Now comes news that the “dwarf planet” Eris is no longer the ninth largest object orbiting the sun. New measurements show (so it is claimed) that Eris is the tenth largest. Which is to say, it is a tiny bit smaller than Pluto.
You remember Pluto. Mercury Venus Earth Mars Jupiter Saturn Uranus Neptune Pluto. If you learned your Solar System any time between 1930 and 2006, you learned that it was the ninth planet. Nineteen thirty is when Clyde Tombaugh discovered it. As for 2006—that story is best told in a smart and funny new book, How I Killed Pluto and Why It Had It Coming, by Mike Brown, the Caltech astronomer who discovered Eris.
Surely discovering planets was a one-way street. Maybe we could find new ones, but how could we lose any?
By tightening standards. Raising the bar. Redefining the word planet.
The International Astronomical Union did that, after months of struggle and infighting and philosophical confusion, at a tumultuous meeting in Prague in the summer of 2006—speeches and resolutions and amendments and footnotes and points of clarification. At one point the great Jocelyn Bell Burnell, codiscoverer of pulsars, declared, “Resolutions are nonlinear and small changes have big effects,” and reached under her table to brandish a beach ball, an umbrella, and a stuffed dog. (Pluto—get it?)
Having been so rudely demoted, Pluto may now be called a “dwarf planet,” per the IAU. Or an “unterplanet,” the term deployed by Sky and Telescope, in contrast to “überplanet.” Similar objects may be called “trans-neptunian” but not “plutonian”—this according to a close vote by the astronomers in Prague. The OED, which happened at that very time to be revising its entries for the letter P, decided to go with “small planetary body.”
Must we amateurs, however, accept the authority of the IAU and its Planet Definition Committee?
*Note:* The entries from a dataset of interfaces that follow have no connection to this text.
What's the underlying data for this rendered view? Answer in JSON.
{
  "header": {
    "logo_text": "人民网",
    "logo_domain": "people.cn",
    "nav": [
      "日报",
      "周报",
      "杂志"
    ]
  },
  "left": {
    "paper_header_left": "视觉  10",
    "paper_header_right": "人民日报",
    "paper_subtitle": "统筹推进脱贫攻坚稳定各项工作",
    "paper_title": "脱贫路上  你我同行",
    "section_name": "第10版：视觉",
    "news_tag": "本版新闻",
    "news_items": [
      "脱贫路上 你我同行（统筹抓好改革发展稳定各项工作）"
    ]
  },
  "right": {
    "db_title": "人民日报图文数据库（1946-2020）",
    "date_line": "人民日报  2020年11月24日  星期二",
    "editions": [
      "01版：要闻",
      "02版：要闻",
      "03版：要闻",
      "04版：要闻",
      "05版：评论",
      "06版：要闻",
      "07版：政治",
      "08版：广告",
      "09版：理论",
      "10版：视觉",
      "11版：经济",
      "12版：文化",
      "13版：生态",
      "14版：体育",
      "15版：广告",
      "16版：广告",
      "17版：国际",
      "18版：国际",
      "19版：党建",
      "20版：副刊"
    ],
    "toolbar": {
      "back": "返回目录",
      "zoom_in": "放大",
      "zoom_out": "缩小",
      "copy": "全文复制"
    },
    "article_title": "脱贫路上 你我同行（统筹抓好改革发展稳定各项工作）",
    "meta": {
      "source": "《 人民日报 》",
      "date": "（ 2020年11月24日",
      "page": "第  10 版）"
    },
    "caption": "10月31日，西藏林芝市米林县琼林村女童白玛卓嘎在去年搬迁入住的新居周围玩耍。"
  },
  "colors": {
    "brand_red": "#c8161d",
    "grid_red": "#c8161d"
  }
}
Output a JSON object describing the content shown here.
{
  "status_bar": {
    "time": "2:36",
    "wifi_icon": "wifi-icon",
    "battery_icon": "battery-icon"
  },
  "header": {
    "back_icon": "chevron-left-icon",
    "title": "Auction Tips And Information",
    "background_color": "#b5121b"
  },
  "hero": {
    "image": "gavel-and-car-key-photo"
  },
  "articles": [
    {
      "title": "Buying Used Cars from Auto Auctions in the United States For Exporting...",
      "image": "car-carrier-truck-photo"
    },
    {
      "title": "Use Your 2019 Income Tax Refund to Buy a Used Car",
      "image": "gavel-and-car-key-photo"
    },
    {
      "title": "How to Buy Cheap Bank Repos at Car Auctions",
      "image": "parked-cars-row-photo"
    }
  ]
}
Are they the competent ruling body? It depends whether you think this is an argument about facts or about language.
As for the facts, Pluto is—as ever—a cold, harsh ball of rock and ice, a fifth as massive as Earth’s moon, eccentrically orbiting the sun. It measures (though estimates vary) 2,330 kilometers in breadth, plus or minus 50.
Words, on the other hand, are fluid things. Definitions are malleable and arbitrary. We know this, but sometimes we forget. What is a lake and what is a pond? What is a mountain and what is a molehill? Where do we draw the lines between planets, planetoids, moons, asteroids, comets, rocks, pebbles, and cosmic dust?
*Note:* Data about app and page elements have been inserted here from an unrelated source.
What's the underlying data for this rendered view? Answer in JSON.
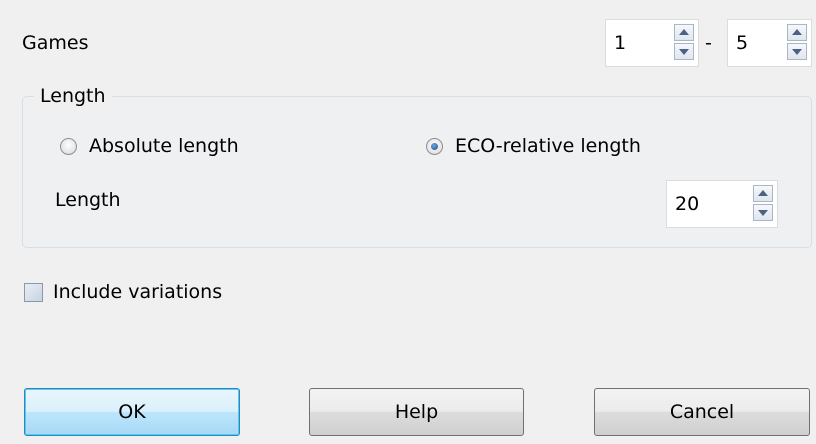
{
  "games": {
    "label": "Games",
    "from_value": "1",
    "separator": "-",
    "to_value": "5"
  },
  "length_group": {
    "title": "Length",
    "absolute_label": "Absolute length",
    "absolute_selected": false,
    "eco_label": "ECO-relative length",
    "eco_selected": true,
    "length_label": "Length",
    "length_value": "20"
  },
  "include_variations": {
    "label": "Include variations",
    "checked": false
  },
  "buttons": {
    "ok": "OK",
    "help": "Help",
    "cancel": "Cancel"
  }
}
Four of the planets are gas giants. The four inner planets are much smaller and rocky. It’s not just about size, of course. The first eight planets all orbit the sun in pretty much the same “ecliptic” plane; Pluto’s orbit is highly inclined. It is also, in the technical sense, chaotic.
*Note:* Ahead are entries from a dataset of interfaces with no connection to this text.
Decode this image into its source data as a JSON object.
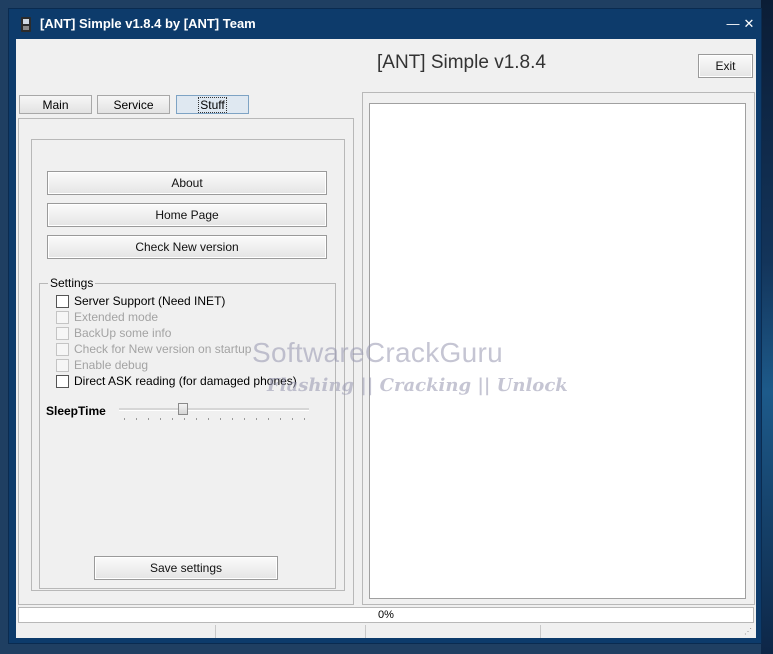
{
  "window": {
    "title": "[ANT] Simple v1.8.4 by [ANT] Team",
    "minimize_glyph": "—",
    "close_glyph": "✕"
  },
  "header": {
    "app_title": "[ANT] Simple v1.8.4",
    "exit_label": "Exit"
  },
  "tabs": [
    {
      "label": "Main",
      "active": false
    },
    {
      "label": "Service",
      "active": false
    },
    {
      "label": "Stuff",
      "active": true
    }
  ],
  "stuff": {
    "about_label": "About",
    "homepage_label": "Home Page",
    "check_version_label": "Check New version",
    "settings_title": "Settings",
    "options": [
      {
        "label": "Server Support (Need INET)",
        "enabled": true,
        "checked": false
      },
      {
        "label": "Extended mode",
        "enabled": false,
        "checked": false
      },
      {
        "label": "BackUp some info",
        "enabled": false,
        "checked": false
      },
      {
        "label": "Check for New version on startup",
        "enabled": false,
        "checked": false
      },
      {
        "label": "Enable debug",
        "enabled": false,
        "checked": false
      },
      {
        "label": "Direct ASK reading (for damaged phones)",
        "enabled": true,
        "checked": false
      }
    ],
    "sleeptime_label": "SleepTime",
    "sleeptime_level_fraction": 0.33,
    "save_label": "Save settings"
  },
  "progress": {
    "text": "0%",
    "value": 0
  },
  "watermark": {
    "title": "SoftwareCrackGuru",
    "subtitle": "Flashing || Cracking || Unlock"
  },
  "colors": {
    "titlebar": "#0d3b6b",
    "client": "#f0f0f0",
    "active_tab": "#dfe8f1"
  }
}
The IAU committee first proposed a definition “based on intrinsic physical nature”: a planet would be an object orbiting a star, not itself a star, not orbiting any other planet, and, finally, massive enough “for its own gravity to pull it into a nearly spherical shape.”
It’s that last bit that caused the trouble. Using its proposed definition, the committee counted 12 planets. But Brown, having spent thousands of hours exploring the outer reaches of the Solar System, was quite sure that the number would turn out to be more like 200. No one wanted suddenly to have to learn the names of hundreds of planets. He felt that his colleagues had lost their way.
It was as if the International Arboreal Union were to tall you that all things with trunks and bark and branches and leaves were to be called trees, but then it told you that they only trees were oak trees, maple trees, and elm trees. You would be right to ask: How can you make a very precise definition of tree and then claim that the things that very precisely fit your definition are not, in fact, trees?
In the end, Brown carried the day, thus surrendering what would have been the glory of having discovered the tenth planet.
So what is a planet? As ever, it depends. In the Ptolemaic system, it is any of the seven major wanderers in the sky: the Moon, Mercury, Venus, the Sun, Mars, Jupiter, and Saturn. Alternatively, and more modernly, “in figurative contexts” (says the OED), “a particular state or sphere distant from ordinary life.” As in, what planet is that guy on?